Due to this requirement that chess presents, two types of statements are usually made that are in some way antagonistic:
- On the one hand, it is stated that chess develops memory, concentration, critical thinking and problem solving; improves the educational performance of children and adolescents (especially in mathematics), and that, ultimately, playing chess makes us smarter.
- On the other hand, chess is reputed to be a complex game, in which only those with many innate abilities are capable of playing at a high level, and therefore it is a game only suitable for a group of especially intelligent people.
What is true then in all this?
Let's start with the first statement. We have said that chess is a game that requires a certain mental effort and certain cognitive abilities. The implicit assumption made in this case, as in so many others, is that the skills that are developed to be able to play chess are transferred to other fields (math, reading ability) or that improve more general capabilities (memory, reasoning).
However, since the beginning of the 20th century it has been known that this assumption does not have to be totally true. Thorndike's Identical Element Theory says that there will be a transfer of skills or abilities between different fields as long as there is an overlap between the skills involved. What the tests seem to indicate is that, with exceptions, the transfer between near fields in common, while between far fields is very rare, although it can occur.
Cognitive benefits of chess
How is the transfer of chess skills applied to other fields then?
The truth is that, despite what it may seem, there are few studies on the matter on how cognitive skills of chess are transferred to other fields, and the conclusions of those that exist in many cases are not definitive. In addition, most of the studies have focused on children and adolescents, since it is precisely at this vital stage when cognitive development is greatest.
This is because rigorous studies of this type are extremely difficult to do rigorously, as they would be too complex and expensive. Research in this field is always complicated. However, a series of conclusions can be drawn, although they are probably not what one would expect.

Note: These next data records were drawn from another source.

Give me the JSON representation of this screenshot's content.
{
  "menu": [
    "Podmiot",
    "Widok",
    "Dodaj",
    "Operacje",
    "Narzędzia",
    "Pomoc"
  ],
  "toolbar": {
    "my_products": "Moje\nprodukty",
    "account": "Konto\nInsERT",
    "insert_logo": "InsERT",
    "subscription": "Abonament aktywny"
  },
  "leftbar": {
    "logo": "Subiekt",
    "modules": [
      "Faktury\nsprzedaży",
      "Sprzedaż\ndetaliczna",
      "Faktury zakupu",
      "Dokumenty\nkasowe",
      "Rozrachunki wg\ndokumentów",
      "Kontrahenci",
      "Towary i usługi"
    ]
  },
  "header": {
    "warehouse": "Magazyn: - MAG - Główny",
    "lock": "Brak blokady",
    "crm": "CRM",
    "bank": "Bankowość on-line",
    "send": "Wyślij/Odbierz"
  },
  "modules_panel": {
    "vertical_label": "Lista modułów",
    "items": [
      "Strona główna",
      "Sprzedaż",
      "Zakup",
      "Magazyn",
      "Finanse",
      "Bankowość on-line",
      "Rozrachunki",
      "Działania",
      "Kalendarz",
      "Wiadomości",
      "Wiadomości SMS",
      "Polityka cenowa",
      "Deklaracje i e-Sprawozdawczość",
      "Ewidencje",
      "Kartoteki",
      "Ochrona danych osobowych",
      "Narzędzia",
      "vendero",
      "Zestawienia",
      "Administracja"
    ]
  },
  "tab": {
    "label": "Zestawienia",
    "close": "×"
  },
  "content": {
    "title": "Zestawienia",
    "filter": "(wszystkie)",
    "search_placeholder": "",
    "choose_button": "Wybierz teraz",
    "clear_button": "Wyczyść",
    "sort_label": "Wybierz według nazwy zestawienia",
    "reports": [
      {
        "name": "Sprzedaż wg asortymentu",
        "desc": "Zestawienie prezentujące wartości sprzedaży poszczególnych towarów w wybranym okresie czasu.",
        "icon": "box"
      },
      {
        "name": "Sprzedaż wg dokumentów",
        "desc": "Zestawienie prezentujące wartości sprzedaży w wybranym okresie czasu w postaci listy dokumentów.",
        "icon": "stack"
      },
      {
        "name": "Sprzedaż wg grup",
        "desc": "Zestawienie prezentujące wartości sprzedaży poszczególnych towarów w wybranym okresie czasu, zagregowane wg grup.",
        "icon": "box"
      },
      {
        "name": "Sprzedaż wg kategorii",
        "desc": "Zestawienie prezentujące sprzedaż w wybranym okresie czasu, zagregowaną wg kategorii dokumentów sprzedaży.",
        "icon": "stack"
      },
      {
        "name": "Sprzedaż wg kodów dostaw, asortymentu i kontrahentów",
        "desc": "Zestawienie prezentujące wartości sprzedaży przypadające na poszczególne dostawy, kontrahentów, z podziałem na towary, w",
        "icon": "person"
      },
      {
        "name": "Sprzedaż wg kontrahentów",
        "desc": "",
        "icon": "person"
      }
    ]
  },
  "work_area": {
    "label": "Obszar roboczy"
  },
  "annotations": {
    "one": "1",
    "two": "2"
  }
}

It has been found that chess can moderately improve math skills and the reading comprehension of both primary and lower secondary school students. In the case of mathematics, there are common elements of quantitative relationships and problem solving. However, it cannot be firmly stated that the cause of this is playing chess, but there may be other explanations.
However, chess does provide another series of clear benefits, which, although not so spectacular, are extremely important. Even more, if we take into account that these benefits are independent of age.

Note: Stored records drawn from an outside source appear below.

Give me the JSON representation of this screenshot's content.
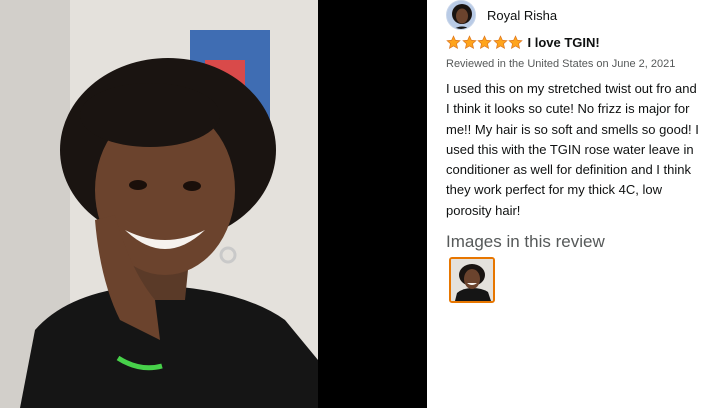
{
  "reviewer": {
    "name": "Royal Risha"
  },
  "review": {
    "rating": 5,
    "rating_max": 5,
    "title": "I love TGIN!",
    "meta": "Reviewed in the United States on June 2, 2021",
    "lines": [
      "I used this on my stretched twist out fro and",
      "I think it looks so cute! No frizz is major for",
      "me!! My hair is so soft and smells so good! I",
      "used this with the TGIN rose water leave in",
      "conditioner as well for definition and I think",
      "they work perfect for my thick 4C, low",
      "porosity hair!"
    ]
  },
  "images_section": {
    "heading": "Images in this review"
  },
  "colors": {
    "star": "#ffa41c",
    "star_outline": "#de7921",
    "thumb_border": "#e77600",
    "meta_text": "#565959"
  }
}
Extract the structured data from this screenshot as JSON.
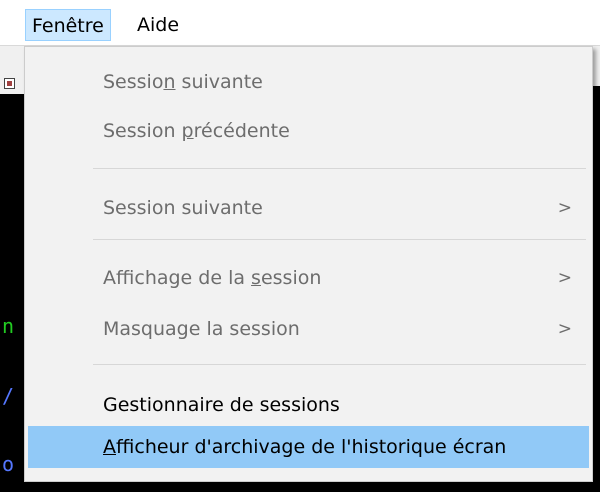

What learning chess provides is improving our attention span and concentration. While learning or playing, it is necessary to be aware of the game, focused on the task, trying to predict future plays, both your own and the opponent's. It also forces you to learn working under pressure, and to evaluate complex strategies. There may not be a clear and direct transfer to other areas, but in today's chaotic world, working on these skills is not negligible.

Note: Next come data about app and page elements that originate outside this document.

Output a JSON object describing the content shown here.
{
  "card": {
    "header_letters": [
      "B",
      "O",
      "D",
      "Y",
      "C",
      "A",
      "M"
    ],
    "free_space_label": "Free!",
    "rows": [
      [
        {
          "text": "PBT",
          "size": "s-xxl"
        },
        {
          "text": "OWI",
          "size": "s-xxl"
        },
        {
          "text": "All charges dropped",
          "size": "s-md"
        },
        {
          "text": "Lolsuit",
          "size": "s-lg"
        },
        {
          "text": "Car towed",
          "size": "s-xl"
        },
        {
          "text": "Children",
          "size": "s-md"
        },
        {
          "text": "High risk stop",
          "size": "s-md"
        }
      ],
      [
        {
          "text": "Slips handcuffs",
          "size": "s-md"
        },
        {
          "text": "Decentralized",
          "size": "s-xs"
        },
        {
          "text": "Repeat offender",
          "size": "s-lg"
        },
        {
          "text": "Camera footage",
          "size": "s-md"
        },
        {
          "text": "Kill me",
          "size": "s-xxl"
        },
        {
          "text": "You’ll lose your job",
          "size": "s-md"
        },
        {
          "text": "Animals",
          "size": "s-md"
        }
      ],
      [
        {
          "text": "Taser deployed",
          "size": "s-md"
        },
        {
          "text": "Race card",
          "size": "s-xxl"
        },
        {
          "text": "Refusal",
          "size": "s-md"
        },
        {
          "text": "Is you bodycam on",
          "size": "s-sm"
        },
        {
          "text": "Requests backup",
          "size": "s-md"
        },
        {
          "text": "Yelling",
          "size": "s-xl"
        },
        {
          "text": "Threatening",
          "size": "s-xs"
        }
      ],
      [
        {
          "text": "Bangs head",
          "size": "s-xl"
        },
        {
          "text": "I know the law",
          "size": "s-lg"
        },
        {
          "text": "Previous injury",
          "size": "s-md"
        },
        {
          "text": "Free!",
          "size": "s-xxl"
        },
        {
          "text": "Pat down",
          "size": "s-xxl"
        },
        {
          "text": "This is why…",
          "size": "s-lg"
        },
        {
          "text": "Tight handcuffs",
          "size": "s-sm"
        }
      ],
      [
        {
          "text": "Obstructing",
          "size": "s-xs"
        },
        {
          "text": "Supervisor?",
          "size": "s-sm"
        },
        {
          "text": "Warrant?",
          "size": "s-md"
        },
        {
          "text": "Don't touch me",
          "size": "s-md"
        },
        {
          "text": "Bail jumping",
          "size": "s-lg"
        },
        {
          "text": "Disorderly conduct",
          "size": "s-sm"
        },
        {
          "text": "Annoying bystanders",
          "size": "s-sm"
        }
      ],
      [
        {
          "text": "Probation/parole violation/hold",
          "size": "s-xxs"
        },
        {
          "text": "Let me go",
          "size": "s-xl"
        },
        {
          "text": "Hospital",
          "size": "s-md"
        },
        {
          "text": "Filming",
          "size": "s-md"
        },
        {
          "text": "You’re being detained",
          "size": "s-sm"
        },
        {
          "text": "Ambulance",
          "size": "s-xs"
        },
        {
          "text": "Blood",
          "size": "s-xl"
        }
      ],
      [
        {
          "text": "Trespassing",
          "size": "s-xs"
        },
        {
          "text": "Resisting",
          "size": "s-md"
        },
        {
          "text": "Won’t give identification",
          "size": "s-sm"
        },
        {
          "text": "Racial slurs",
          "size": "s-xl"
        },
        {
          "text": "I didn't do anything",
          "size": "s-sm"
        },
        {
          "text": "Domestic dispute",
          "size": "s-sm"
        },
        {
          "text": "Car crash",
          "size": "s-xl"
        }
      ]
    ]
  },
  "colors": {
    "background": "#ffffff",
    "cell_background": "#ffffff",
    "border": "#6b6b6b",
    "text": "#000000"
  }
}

Another important conclusion of the investigations carried out is on motivation: as long as the classes are not compulsory, in the case of students their attention to school and their interest are improved. Possibly, this is the explanation for why there is some improvement in their academic performance.
It is possible that in the case of adults the incidence of motivation is lower, but learning to play chess provides another vital advantage to both groups: as we learn, fail, repeat and evaluate the strategies used, we can see ourselves our own improvement. Not only that, but we can learn how we learn to improve, a very important skill that in many cases is not easy to observe.
Finally, there are studies that indicate that chess, like other mental sports, is beneficial in the long term for our brain, since exercising it in this way could help prevent diseases such as Alzheimer's.
Is chess only for geniuses?
A common conclusion from studies is that learning chess is a far more important factor than innate abilities when playing. In one study, 10- and 11-year-olds who took a course in a weekly chess class could easily beat adults who knew how to play, but without formal training.
It is true that an intelligent person will find it easier to excel in a purely intellectual activity such as chess, but the truth is that, with a minimum of training, few sports are more egalitarian than chess.
Findings from various studies seem to indicate that with a minimum of 25-30 hours of instruction, there is more clearly a transfer of skills to other fields.
Learning to play chess probably won't make us geniuses, but this is really irrelevant.
In the same way that we go to the gym or do sports to exercise the body, we do a diet and some of us follow certain habits to take care of our health, we must also exercise our minds. In this aspect, chess is a demanding game, which forces us to concentrate and work on various cognitive skills, and on top of that, it is fun! What more could you want?